Vermont Governor Discusses Legislative Issues

Feb 9, 2017

Vermont Governor Phil Scott discussed a number of issues while meeting with reporters at his ceremonial office in the Statehouse Wednesday.

In January, Republican Governor Phil Scott proposed a budget that would close a $70 million gap without increasing taxes or fees and matching spending with revenues.  Now in the legislature, a key element of the governor’s plan, realigning education spending, is encountering resistance. Legislators also oppose a proposed shift in the date for school budget votes.  That opposition is throwing a wrench into the fiscal plan.
Scott says he’s willing to negotiate with legislators but will not vary from his promise to veto anything that raises taxes or fees.   “They have other ideas and we’ll work with them as long as it doesn't raise taxes and fees and doesn't and takes care, and takes care of the most vulnerable.”
Reporter Terri Hallenback: “So you have no plan to come back to them?”
Governor: “It's a long session. I mean we’re only into the first quarter.”

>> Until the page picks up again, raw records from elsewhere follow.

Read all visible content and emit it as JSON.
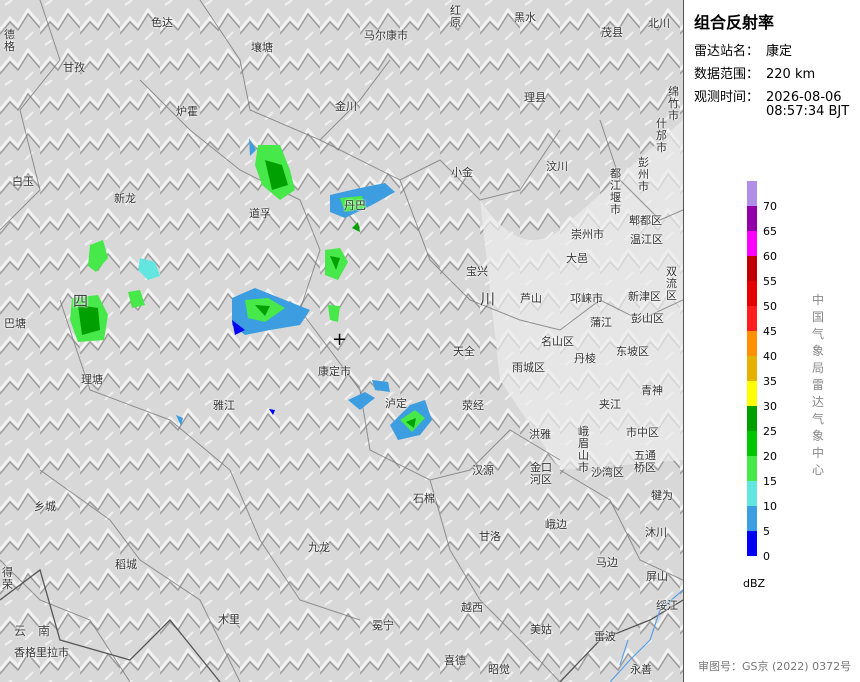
{
  "panel": {
    "title": "组合反射率",
    "station_label": "雷达站名：",
    "station_value": "康定",
    "range_label": "数据范围：",
    "range_value": "220 km",
    "time_label": "观测时间：",
    "time_date": "2026-08-06",
    "time_clock": "08:57:34 BJT",
    "legend_unit": "dBZ",
    "org_vertical": "中国气象局雷达气象中心",
    "approval": "审图号：GS京 (2022) 0372号"
  },
  "legend": [
    {
      "label": "70",
      "color": "#b18fe6"
    },
    {
      "label": "65",
      "color": "#9400a8"
    },
    {
      "label": "60",
      "color": "#ff00ff"
    },
    {
      "label": "55",
      "color": "#c00000"
    },
    {
      "label": "50",
      "color": "#e70000"
    },
    {
      "label": "45",
      "color": "#ff1d1d"
    },
    {
      "label": "40",
      "color": "#ff9000"
    },
    {
      "label": "35",
      "color": "#e6b200"
    },
    {
      "label": "30",
      "color": "#ffff00"
    },
    {
      "label": "25",
      "color": "#00a000"
    },
    {
      "label": "20",
      "color": "#00c800"
    },
    {
      "label": "15",
      "color": "#46e84a"
    },
    {
      "label": "10",
      "color": "#63e6e0"
    },
    {
      "label": "5",
      "color": "#3c9de0"
    },
    {
      "label": "0",
      "color": "#0000f5"
    }
  ],
  "places": [
    {
      "name": "色达"
    },
    {
      "name": "红原"
    },
    {
      "name": "黑水"
    },
    {
      "name": "北川"
    },
    {
      "name": "德格"
    },
    {
      "name": "壤塘"
    },
    {
      "name": "马尔康市"
    },
    {
      "name": "茂县"
    },
    {
      "name": "甘孜"
    },
    {
      "name": "炉霍"
    },
    {
      "name": "金川"
    },
    {
      "name": "理县"
    },
    {
      "name": "绵竹市"
    },
    {
      "name": "什邡市"
    },
    {
      "name": "白玉"
    },
    {
      "name": "新龙"
    },
    {
      "name": "道孚"
    },
    {
      "name": "丹巴"
    },
    {
      "name": "小金"
    },
    {
      "name": "汶川"
    },
    {
      "name": "彭州市"
    },
    {
      "name": "都江堰市"
    },
    {
      "name": "郫都区"
    },
    {
      "name": "崇州市"
    },
    {
      "name": "温江区"
    },
    {
      "name": "大邑"
    },
    {
      "name": "宝兴"
    },
    {
      "name": "芦山"
    },
    {
      "name": "邛崃市"
    },
    {
      "name": "新津区"
    },
    {
      "name": "双流区"
    },
    {
      "name": "巴塘"
    },
    {
      "name": "四"
    },
    {
      "name": "川"
    },
    {
      "name": "蒲江"
    },
    {
      "name": "彭山区"
    },
    {
      "name": "名山区"
    },
    {
      "name": "丹棱"
    },
    {
      "name": "东坡区"
    },
    {
      "name": "理塘"
    },
    {
      "name": "康定市"
    },
    {
      "name": "天全"
    },
    {
      "name": "雨城区"
    },
    {
      "name": "青神"
    },
    {
      "name": "雅江"
    },
    {
      "name": "泸定"
    },
    {
      "name": "荥经"
    },
    {
      "name": "洪雅"
    },
    {
      "name": "夹江"
    },
    {
      "name": "峨眉山市"
    },
    {
      "name": "市中区"
    },
    {
      "name": "五通桥区"
    },
    {
      "name": "沙湾区"
    },
    {
      "name": "汉源"
    },
    {
      "name": "金口河区"
    },
    {
      "name": "犍为"
    },
    {
      "name": "乡城"
    },
    {
      "name": "石棉"
    },
    {
      "name": "峨边"
    },
    {
      "name": "沐川"
    },
    {
      "name": "九龙"
    },
    {
      "name": "甘洛"
    },
    {
      "name": "马边"
    },
    {
      "name": "稻城"
    },
    {
      "name": "屏山"
    },
    {
      "name": "得荣"
    },
    {
      "name": "越西"
    },
    {
      "name": "绥江"
    },
    {
      "name": "木里"
    },
    {
      "name": "冕宁"
    },
    {
      "name": "美姑"
    },
    {
      "name": "雷波"
    },
    {
      "name": "云南"
    },
    {
      "name": "香格里拉市"
    },
    {
      "name": "喜德"
    },
    {
      "name": "昭觉"
    },
    {
      "name": "永善"
    }
  ]
}
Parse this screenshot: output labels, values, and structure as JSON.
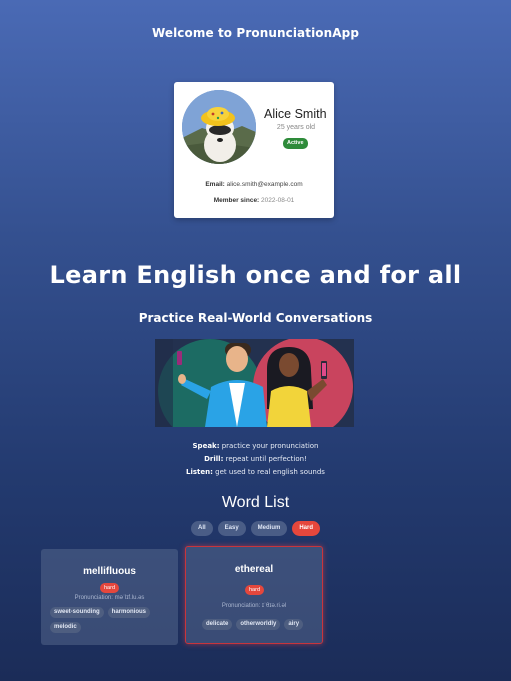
{
  "header": {
    "welcome": "Welcome to PronunciationApp"
  },
  "profile": {
    "name": "Alice Smith",
    "age": "25 years old",
    "status": "Active",
    "email_label": "Email:",
    "email": "alice.smith@example.com",
    "member_label": "Member since:",
    "member_since": "2022-08-01"
  },
  "hero": {
    "title": "Learn English once and for all",
    "subtitle": "Practice Real-World Conversations"
  },
  "features": [
    {
      "label": "Speak:",
      "text": "practice your pronunciation"
    },
    {
      "label": "Drill:",
      "text": "repeat until perfection!"
    },
    {
      "label": "Listen:",
      "text": "get used to real english sounds"
    }
  ],
  "word_list": {
    "title": "Word List",
    "filters": [
      "All",
      "Easy",
      "Medium",
      "Hard"
    ],
    "active_filter": "Hard",
    "cards": [
      {
        "word": "mellifluous",
        "difficulty": "hard",
        "pronunciation": "Pronunciation: məˈlɪf.lu.əs",
        "tags": [
          "sweet-sounding",
          "harmonious",
          "melodic"
        ]
      },
      {
        "word": "ethereal",
        "difficulty": "hard",
        "pronunciation": "Pronunciation: ɪˈθɪə.ri.əl",
        "tags": [
          "delicate",
          "otherworldly",
          "airy"
        ]
      }
    ]
  },
  "colors": {
    "accent_red": "#e5473c",
    "status_green": "#2e8b3a",
    "background_top": "#4a6ab5",
    "background_bottom": "#1b2c58"
  }
}
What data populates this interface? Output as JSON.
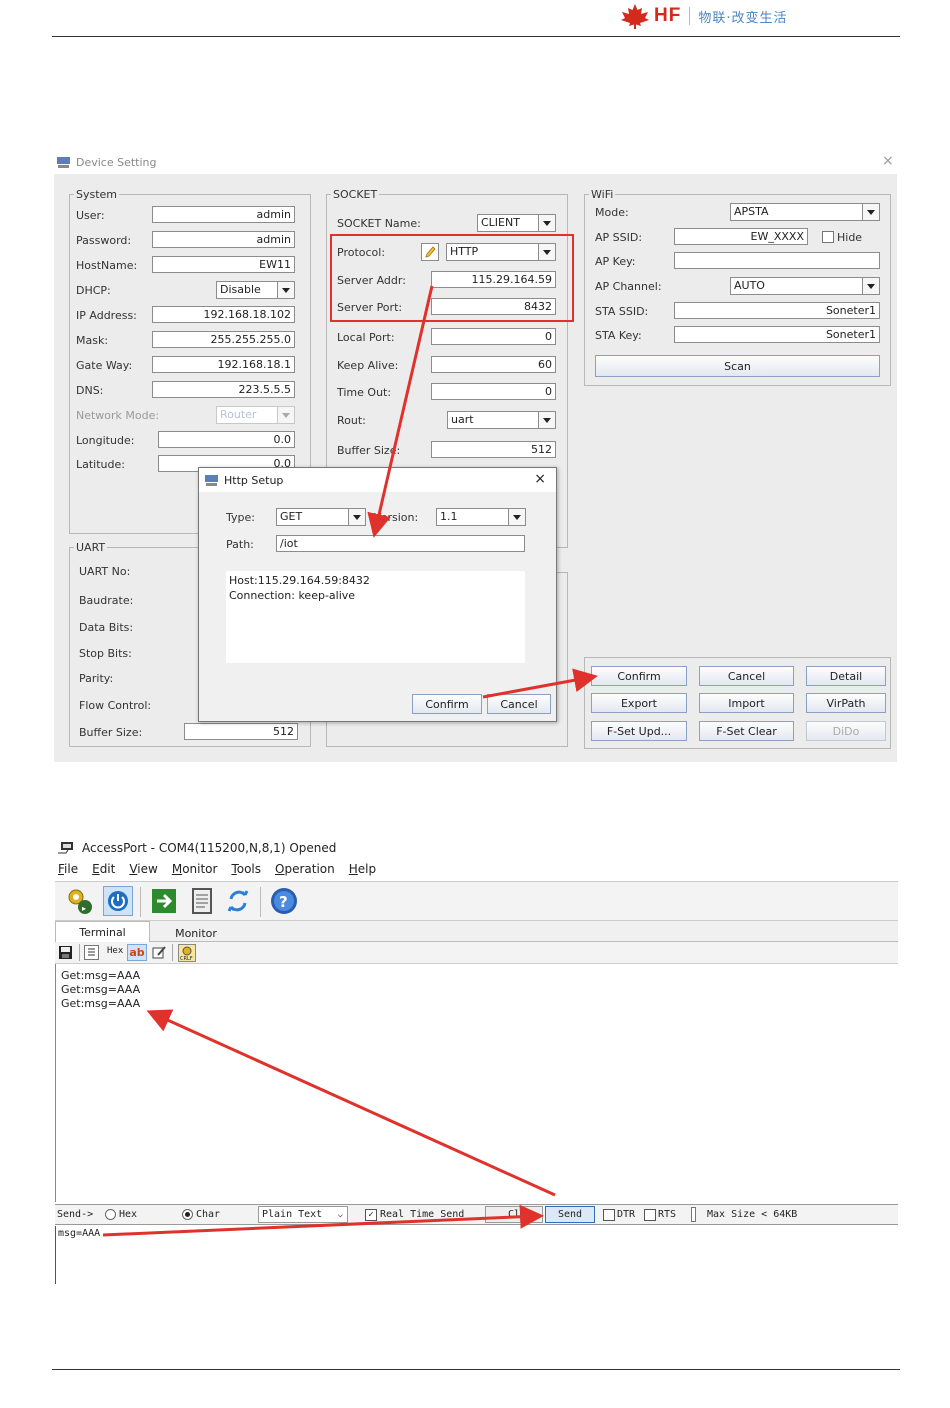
{
  "header": {
    "brand": "HF",
    "slogan": "物联·改变生活"
  },
  "device_setting": {
    "title": "Device Setting",
    "close": "×",
    "system": {
      "legend": "System",
      "fields": [
        {
          "label": "User:",
          "value": "admin"
        },
        {
          "label": "Password:",
          "value": "admin"
        },
        {
          "label": "HostName:",
          "value": "EW11"
        },
        {
          "label": "DHCP:",
          "value": "Disable"
        },
        {
          "label": "IP Address:",
          "value": "192.168.18.102"
        },
        {
          "label": "Mask:",
          "value": "255.255.255.0"
        },
        {
          "label": "Gate Way:",
          "value": "192.168.18.1"
        },
        {
          "label": "DNS:",
          "value": "223.5.5.5"
        },
        {
          "label": "Network Mode:",
          "value": "Router"
        },
        {
          "label": "Longitude:",
          "value": "0.0"
        },
        {
          "label": "Latitude:",
          "value": "0.0"
        }
      ]
    },
    "uart": {
      "legend": "UART",
      "labels": [
        "UART No:",
        "Baudrate:",
        "Data Bits:",
        "Stop Bits:",
        "Parity:",
        "Flow Control:",
        "Buffer Size:"
      ],
      "buffer_size": "512"
    },
    "socket": {
      "legend": "SOCKET",
      "fields": [
        {
          "label": "SOCKET Name:",
          "value": "CLIENT"
        },
        {
          "label": "Protocol:",
          "value": "HTTP"
        },
        {
          "label": "Server Addr:",
          "value": "115.29.164.59"
        },
        {
          "label": "Server Port:",
          "value": "8432"
        },
        {
          "label": "Local Port:",
          "value": "0"
        },
        {
          "label": "Keep Alive:",
          "value": "60"
        },
        {
          "label": "Time Out:",
          "value": "0"
        },
        {
          "label": "Rout:",
          "value": "uart"
        },
        {
          "label": "Buffer Size:",
          "value": "512"
        }
      ]
    },
    "wifi": {
      "legend": "WiFi",
      "fields": [
        {
          "label": "Mode:",
          "value": "APSTA"
        },
        {
          "label": "AP SSID:",
          "value": "EW_XXXX"
        },
        {
          "label": "AP Key:",
          "value": ""
        },
        {
          "label": "AP Channel:",
          "value": "AUTO"
        },
        {
          "label": "STA SSID:",
          "value": "Soneter1"
        },
        {
          "label": "STA Key:",
          "value": "Soneter1"
        }
      ],
      "hide_label": "Hide",
      "scan": "Scan"
    },
    "buttons": [
      "Confirm",
      "Cancel",
      "Detail",
      "Export",
      "Import",
      "VirPath",
      "F-Set Upd...",
      "F-Set Clear",
      "DiDo"
    ]
  },
  "http_setup": {
    "title": "Http Setup",
    "close": "×",
    "type_label": "Type:",
    "type_value": "GET",
    "version_label": "Version:",
    "version_value": "1.1",
    "path_label": "Path:",
    "path_value": "/iot",
    "headers": "Host:115.29.164.59:8432\nConnection: keep-alive",
    "confirm": "Confirm",
    "cancel": "Cancel"
  },
  "accessport": {
    "title": "AccessPort - COM4(115200,N,8,1) Opened",
    "menu": [
      {
        "key": "F",
        "rest": "ile"
      },
      {
        "key": "E",
        "rest": "dit"
      },
      {
        "key": "V",
        "rest": "iew"
      },
      {
        "key": "M",
        "rest": "onitor"
      },
      {
        "key": "T",
        "rest": "ools"
      },
      {
        "key": "O",
        "rest": "peration"
      },
      {
        "key": "H",
        "rest": "elp"
      }
    ],
    "tabs": [
      "Terminal",
      "Monitor"
    ],
    "hex_label": "Hex",
    "ab_label": "ab",
    "terminal_lines": "Get:msg=AAA\nGet:msg=AAA\nGet:msg=AAA",
    "send_bar": {
      "send_arrow": "Send->",
      "hex": "Hex",
      "char": "Char",
      "format": "Plain Text",
      "realtime": "Real Time Send",
      "clear": "Cl",
      "send": "Send",
      "dtr": "DTR",
      "rts": "RTS",
      "max_size": "Max Size < 64KB"
    },
    "send_text": "msg=AAA"
  },
  "colors": {
    "annotation_red": "#e0322c",
    "brand_red": "#d42a1e",
    "slogan_blue": "#4a86c5"
  }
}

Governor Scott was scheduled to announce legislation Thursday to address his administration’s concerns over what it calls federal overreach, particularly the president’s executive order requesting state and local law enforcement agencies perform immigration enforcement overseen by the Department of Homeland Security.  “This is something that was important to me that we arrive at consensus, that we have law enforcement and all other entities on board with we're contemplating. So it will be with all parties involved being on board. We have our general counsel and we have a lot of our legal entities, lawyers and so forth, that are fully vetting this. I think we'll be on solid ground.”

House bills have been introduced that would incrementally increase the minimum wage to $15: one by January 2020, another by January 2022.  Thursday evening the House Committee on General, Housing and Military Affairs will hold a public hearing on the bills.  Rights and Democracy Lead Organizer Isaac Grimm says both bills are acceptable although most advocates prefer the earlier implementation.  “There's just so many jobs that are low paying. People get stuck in this poverty cycle and if unless we raise the minimum wage there's a lot of people who just end up stuck where they're earning barely enough to get by and there's no way they can get out of that. You know the majority of people earning under $15 an hour are over the age of 30, especially women who are trying to support their families. This is something that affects tens of thousands of working families in the state and would be a real boost to the lowest income and most vulnerable members of our population.”

But Governor Scott remains steadfastly opposed to increasing the minimum to $15.  “I want all Vermonters to make more money but I believe that artificially inflating it to a $15 an hour standard just ratchets up the cost of living throughout. That this will put a lot of main street businesses at risk; the small mom and pops that we hold near and dear to our hearts won't be able to come up with that kind of money. They'll be just working more hours. So I think that it's important that we focus on the economy. If we all have the same goals about making more money, making Vermont more prosperous, then we should work together and trying to, instead of artificially inflating the value of the wages which isn't going to help.”
Reporter Neal Goswami: “Will you veto anything that artificially, as you put it, inflates wages?”
Governor: “I have not been supportive of a minimum wage increase to $15 an hour.”

Grimm counters that a higher wage would help the economy.   “It is being phased in over a few years to make sure that it’s not this abrupt change that’s untenable for small businesses. And honestly when the lowest paid workers have enough money to actually spend in their community it's going to benefit all the businesses. So beyond just an argument that this is the morally right thing to do, it’s actually sound economics.”

The minimum wage hearing is scheduled from 7 until 8:30 Thursday evening in Room 11 of the Statehouse.